ISSN (Print) - 0012-9976 | ISSN (Online) - 2349-8846

A+| A| A-

Spectres of Food on Bengal’s Politics of Identity

To Eat or Not To Eat Beef

Politics around food has been drawing scholarly attention, especially after state governments run by the political right-wing banned food items. This article draws upon local culinary practices in Bengal and its cultures of food. It shows how food and eating habits are not just important in creating a politics of solidarity among Muslims and Dalits, but they are also important in the creation of a predominantly caste-Hindu Bhadralok "habitus." The article also draws attention to limitations of such political liaison between Dalits and Muslims on the basis of shared food habits. Drawing upon Pierre Bourdieu's idea of "cultural capital," this article shows how dominant communities construct their unmarked claims on being progressive and modern by consuming and avoiding the same food item, depending on social, political and historical contingencies.

Dear Reader,

To continue reading, become a subscriber.

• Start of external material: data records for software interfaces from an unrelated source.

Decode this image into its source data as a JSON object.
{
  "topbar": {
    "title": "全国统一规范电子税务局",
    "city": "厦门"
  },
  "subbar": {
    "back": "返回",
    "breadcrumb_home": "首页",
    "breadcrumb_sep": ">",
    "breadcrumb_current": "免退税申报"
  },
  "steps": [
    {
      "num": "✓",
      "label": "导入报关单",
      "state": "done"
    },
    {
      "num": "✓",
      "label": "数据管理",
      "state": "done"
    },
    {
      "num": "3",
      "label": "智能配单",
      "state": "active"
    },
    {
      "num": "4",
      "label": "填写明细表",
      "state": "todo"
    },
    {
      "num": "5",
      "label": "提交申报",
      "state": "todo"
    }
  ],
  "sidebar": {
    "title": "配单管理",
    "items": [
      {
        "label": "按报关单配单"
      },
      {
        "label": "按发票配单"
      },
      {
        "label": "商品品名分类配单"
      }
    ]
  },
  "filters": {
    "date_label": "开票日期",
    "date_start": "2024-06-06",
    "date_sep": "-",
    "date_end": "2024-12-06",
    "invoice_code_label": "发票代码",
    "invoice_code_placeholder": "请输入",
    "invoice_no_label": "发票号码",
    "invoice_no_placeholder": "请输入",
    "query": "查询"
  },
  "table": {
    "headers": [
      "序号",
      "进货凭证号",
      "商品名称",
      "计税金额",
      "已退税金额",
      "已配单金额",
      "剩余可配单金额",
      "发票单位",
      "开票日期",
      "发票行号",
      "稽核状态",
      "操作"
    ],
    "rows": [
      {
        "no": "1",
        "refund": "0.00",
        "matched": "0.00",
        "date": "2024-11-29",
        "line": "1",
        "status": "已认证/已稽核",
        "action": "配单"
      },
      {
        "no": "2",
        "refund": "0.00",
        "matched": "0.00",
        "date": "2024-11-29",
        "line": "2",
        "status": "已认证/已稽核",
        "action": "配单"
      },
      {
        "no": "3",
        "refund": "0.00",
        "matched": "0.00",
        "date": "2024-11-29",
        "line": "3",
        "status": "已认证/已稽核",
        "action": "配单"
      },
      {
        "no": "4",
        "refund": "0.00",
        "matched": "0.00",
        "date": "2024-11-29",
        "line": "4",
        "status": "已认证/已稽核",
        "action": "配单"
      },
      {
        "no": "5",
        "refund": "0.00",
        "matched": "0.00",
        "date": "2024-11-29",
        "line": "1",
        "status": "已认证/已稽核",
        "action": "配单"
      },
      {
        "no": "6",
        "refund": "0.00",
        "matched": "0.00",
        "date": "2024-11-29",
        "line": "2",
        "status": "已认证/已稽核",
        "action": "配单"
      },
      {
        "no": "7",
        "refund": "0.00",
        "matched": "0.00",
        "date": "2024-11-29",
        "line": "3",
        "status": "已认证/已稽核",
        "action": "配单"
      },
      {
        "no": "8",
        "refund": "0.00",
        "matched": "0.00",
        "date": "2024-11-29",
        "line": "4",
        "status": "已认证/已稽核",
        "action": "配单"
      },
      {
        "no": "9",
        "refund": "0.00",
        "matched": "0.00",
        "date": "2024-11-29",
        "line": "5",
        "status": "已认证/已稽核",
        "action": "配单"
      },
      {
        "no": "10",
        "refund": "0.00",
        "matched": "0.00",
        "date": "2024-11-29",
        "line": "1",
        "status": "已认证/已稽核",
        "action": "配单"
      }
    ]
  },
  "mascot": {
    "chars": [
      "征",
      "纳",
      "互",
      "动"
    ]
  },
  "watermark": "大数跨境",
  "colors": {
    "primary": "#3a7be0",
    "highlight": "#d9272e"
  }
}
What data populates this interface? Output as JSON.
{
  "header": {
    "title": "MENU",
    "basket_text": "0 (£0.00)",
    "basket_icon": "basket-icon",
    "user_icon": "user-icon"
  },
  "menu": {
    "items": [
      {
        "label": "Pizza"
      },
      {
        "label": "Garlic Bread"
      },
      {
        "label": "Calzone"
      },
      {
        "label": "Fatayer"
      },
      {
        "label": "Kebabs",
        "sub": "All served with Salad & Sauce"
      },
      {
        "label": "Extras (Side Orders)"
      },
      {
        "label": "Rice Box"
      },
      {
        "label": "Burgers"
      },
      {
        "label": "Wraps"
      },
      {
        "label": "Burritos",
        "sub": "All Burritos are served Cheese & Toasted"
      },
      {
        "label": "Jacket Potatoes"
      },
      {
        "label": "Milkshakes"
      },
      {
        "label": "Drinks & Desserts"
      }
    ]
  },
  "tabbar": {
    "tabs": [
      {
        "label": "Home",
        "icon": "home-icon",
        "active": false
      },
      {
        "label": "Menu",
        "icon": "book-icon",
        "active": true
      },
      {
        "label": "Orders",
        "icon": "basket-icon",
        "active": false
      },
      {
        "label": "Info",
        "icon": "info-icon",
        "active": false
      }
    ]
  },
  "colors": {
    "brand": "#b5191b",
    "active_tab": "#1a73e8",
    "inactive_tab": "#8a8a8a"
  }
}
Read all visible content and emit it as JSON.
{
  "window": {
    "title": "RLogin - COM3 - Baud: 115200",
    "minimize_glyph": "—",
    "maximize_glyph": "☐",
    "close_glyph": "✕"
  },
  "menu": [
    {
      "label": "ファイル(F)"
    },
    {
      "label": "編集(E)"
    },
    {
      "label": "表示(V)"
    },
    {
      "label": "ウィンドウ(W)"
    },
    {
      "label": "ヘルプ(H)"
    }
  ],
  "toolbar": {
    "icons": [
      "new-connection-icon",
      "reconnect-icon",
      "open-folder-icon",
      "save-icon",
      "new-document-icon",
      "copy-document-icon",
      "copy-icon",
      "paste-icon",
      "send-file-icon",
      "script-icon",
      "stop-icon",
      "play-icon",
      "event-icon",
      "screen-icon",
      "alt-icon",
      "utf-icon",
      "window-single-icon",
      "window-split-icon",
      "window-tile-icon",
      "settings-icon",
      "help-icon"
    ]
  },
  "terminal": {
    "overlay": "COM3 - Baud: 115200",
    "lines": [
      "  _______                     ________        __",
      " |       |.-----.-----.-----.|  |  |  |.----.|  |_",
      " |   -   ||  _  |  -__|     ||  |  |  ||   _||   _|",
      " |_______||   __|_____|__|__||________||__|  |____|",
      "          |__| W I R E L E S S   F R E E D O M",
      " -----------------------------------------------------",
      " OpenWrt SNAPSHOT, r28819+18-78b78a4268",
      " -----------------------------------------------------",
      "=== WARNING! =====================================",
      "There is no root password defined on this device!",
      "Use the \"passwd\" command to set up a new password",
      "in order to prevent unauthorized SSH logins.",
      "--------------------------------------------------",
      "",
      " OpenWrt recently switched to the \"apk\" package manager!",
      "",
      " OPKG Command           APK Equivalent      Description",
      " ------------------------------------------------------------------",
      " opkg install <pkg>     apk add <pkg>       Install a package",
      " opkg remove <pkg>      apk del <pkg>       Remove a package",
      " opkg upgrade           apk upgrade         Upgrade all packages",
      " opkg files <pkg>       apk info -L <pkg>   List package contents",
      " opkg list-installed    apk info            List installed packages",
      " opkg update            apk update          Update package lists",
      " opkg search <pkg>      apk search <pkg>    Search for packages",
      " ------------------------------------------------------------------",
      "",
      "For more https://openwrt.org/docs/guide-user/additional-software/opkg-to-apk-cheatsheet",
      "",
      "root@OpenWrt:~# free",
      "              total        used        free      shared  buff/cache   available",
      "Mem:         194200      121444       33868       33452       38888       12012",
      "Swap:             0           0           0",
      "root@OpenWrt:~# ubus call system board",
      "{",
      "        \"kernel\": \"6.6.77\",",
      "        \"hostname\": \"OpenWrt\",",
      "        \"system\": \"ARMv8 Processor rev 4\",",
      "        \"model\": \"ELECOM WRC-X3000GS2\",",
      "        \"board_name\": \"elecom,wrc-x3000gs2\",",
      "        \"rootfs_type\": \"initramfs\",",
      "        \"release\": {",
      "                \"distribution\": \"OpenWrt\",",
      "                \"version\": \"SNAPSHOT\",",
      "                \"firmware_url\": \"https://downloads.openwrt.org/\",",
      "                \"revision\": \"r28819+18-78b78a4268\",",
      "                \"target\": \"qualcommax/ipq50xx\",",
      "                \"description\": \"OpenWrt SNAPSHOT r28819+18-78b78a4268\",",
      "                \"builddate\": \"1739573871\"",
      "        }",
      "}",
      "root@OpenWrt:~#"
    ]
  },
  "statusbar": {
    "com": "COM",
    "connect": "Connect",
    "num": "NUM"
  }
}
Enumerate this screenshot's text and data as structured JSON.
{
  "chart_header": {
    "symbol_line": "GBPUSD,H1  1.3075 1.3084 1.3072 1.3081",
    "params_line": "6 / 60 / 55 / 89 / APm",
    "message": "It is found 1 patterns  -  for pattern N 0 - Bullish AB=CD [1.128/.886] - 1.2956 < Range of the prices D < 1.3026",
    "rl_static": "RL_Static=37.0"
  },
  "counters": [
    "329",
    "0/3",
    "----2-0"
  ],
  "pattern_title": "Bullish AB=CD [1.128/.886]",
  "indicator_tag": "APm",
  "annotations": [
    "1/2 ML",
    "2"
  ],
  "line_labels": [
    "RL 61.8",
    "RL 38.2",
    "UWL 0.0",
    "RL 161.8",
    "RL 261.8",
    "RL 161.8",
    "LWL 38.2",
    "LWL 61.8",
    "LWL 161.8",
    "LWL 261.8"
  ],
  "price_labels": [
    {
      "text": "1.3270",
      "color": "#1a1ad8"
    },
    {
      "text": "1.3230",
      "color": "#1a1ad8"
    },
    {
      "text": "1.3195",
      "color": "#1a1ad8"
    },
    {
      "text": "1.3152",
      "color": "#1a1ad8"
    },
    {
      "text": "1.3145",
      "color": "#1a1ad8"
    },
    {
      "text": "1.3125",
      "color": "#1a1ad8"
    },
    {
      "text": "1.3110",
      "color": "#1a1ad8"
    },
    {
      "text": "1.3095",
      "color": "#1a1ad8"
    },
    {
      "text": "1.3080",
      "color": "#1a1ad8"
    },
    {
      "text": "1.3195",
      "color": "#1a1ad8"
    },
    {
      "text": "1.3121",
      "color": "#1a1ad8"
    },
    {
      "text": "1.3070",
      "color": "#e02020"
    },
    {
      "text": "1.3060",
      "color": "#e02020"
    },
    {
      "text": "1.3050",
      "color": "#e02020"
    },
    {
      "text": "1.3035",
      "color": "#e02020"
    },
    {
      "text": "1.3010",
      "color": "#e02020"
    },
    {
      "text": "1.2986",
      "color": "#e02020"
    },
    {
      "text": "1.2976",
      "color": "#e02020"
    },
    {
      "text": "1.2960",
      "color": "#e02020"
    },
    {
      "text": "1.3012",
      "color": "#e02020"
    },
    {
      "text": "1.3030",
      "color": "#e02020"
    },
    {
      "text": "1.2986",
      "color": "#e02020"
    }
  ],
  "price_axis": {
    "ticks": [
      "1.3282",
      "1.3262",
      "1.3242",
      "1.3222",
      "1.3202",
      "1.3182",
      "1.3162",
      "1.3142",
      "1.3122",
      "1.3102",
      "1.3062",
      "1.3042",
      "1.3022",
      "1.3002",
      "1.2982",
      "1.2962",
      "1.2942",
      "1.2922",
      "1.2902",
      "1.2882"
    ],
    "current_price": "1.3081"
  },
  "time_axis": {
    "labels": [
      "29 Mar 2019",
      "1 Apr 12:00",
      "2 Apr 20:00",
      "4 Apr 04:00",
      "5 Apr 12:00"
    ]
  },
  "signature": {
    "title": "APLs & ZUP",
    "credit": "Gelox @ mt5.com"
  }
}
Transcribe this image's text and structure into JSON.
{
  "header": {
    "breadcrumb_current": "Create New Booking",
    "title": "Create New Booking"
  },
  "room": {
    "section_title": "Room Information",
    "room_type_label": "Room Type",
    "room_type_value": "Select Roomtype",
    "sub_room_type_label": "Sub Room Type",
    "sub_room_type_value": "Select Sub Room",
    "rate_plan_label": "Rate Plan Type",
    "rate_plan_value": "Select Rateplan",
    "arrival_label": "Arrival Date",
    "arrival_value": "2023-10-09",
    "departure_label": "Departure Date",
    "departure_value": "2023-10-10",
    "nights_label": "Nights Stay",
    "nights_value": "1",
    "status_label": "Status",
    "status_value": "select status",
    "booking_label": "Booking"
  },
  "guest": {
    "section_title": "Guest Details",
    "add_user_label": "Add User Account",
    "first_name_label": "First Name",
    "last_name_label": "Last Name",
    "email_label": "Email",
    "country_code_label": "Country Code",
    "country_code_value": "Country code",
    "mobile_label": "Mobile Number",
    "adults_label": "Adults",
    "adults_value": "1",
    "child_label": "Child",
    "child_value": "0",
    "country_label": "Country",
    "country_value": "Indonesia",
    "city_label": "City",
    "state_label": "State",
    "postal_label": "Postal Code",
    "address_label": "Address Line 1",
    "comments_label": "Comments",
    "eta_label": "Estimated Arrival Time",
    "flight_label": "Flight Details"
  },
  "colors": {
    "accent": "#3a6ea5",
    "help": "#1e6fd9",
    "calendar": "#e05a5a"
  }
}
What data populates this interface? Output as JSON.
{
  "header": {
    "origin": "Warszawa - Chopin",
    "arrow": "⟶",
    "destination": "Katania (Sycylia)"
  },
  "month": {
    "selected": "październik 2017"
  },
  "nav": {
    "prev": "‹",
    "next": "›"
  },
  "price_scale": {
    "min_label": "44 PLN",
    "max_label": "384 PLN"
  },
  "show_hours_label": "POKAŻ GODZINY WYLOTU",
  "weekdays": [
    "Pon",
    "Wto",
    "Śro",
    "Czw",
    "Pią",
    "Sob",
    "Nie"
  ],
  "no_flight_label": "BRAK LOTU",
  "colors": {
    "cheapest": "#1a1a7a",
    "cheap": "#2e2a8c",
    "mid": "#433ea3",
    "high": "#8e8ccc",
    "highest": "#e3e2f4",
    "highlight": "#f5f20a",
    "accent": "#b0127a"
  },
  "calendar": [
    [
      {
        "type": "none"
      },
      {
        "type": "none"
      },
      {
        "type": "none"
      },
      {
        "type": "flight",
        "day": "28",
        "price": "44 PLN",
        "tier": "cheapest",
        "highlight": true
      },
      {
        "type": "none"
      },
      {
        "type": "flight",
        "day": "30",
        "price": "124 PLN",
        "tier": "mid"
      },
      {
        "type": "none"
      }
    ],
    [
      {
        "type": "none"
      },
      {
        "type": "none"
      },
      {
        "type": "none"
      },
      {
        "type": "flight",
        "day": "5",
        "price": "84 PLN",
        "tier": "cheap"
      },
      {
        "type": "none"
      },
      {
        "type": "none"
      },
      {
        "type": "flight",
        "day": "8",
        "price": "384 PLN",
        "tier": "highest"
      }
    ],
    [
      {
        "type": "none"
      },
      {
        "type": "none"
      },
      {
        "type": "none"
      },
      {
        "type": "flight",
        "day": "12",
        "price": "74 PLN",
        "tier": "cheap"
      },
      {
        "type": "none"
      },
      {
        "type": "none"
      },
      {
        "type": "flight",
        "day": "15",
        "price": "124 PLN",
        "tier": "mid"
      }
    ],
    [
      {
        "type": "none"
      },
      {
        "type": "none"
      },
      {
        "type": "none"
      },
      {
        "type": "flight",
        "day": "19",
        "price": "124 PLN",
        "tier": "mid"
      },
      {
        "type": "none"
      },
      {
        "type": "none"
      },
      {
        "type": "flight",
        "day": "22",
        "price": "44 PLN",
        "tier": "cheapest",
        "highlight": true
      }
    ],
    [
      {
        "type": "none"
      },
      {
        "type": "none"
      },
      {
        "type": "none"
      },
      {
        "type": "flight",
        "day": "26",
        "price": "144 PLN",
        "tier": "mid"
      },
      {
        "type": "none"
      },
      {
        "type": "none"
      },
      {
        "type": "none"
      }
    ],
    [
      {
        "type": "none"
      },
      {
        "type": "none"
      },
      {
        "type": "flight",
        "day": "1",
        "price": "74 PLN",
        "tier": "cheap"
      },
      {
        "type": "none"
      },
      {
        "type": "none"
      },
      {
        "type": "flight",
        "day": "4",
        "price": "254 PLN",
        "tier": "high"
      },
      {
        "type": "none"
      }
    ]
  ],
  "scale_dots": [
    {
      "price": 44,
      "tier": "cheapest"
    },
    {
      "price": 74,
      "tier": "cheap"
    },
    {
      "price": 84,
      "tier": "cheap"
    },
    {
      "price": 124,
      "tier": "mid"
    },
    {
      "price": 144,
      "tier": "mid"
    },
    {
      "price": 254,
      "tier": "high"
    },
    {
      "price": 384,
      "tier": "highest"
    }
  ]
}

Explore our attractive subscription offers.

Click here

Back to Top